__Exercise details__. Return each line of the entries that mentions the word "this".
Records for processing Start Marker
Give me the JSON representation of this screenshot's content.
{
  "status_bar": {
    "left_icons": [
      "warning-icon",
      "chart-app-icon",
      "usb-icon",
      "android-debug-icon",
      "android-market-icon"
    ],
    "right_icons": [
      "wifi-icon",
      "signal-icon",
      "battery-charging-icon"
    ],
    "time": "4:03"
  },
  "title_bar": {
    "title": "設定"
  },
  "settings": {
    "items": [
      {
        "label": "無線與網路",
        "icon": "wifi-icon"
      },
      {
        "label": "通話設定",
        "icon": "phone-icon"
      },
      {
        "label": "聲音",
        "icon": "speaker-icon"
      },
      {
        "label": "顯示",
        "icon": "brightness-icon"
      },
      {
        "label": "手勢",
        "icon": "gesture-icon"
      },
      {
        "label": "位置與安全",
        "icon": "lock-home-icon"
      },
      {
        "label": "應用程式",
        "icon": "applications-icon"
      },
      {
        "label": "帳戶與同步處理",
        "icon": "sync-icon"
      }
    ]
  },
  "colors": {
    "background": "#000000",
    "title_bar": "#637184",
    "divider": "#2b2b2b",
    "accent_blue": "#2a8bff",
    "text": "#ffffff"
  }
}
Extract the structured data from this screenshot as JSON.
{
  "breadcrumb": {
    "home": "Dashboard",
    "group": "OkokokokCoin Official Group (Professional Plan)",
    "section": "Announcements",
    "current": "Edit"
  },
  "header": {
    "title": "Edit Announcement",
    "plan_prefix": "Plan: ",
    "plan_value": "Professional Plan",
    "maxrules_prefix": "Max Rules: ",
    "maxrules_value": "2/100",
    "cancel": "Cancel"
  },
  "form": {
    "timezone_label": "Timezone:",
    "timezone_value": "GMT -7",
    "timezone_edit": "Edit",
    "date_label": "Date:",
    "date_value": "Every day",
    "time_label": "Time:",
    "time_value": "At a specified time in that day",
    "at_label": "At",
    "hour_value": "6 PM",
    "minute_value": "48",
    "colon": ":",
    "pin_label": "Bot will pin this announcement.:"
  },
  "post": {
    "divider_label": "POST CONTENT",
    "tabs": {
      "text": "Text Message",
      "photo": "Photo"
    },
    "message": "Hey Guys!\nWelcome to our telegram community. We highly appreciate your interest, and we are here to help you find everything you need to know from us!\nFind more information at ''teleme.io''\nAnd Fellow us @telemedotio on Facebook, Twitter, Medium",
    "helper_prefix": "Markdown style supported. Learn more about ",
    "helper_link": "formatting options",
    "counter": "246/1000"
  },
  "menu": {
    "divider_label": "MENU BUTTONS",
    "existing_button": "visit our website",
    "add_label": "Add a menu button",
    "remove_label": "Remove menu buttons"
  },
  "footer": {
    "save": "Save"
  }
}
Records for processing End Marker
__Exercise answer__.
Give me the JSON representation of this screenshot's content.
Extract the structured data from this screenshot as JSON.
    "pin_label": "Bot will pin this announcement.:"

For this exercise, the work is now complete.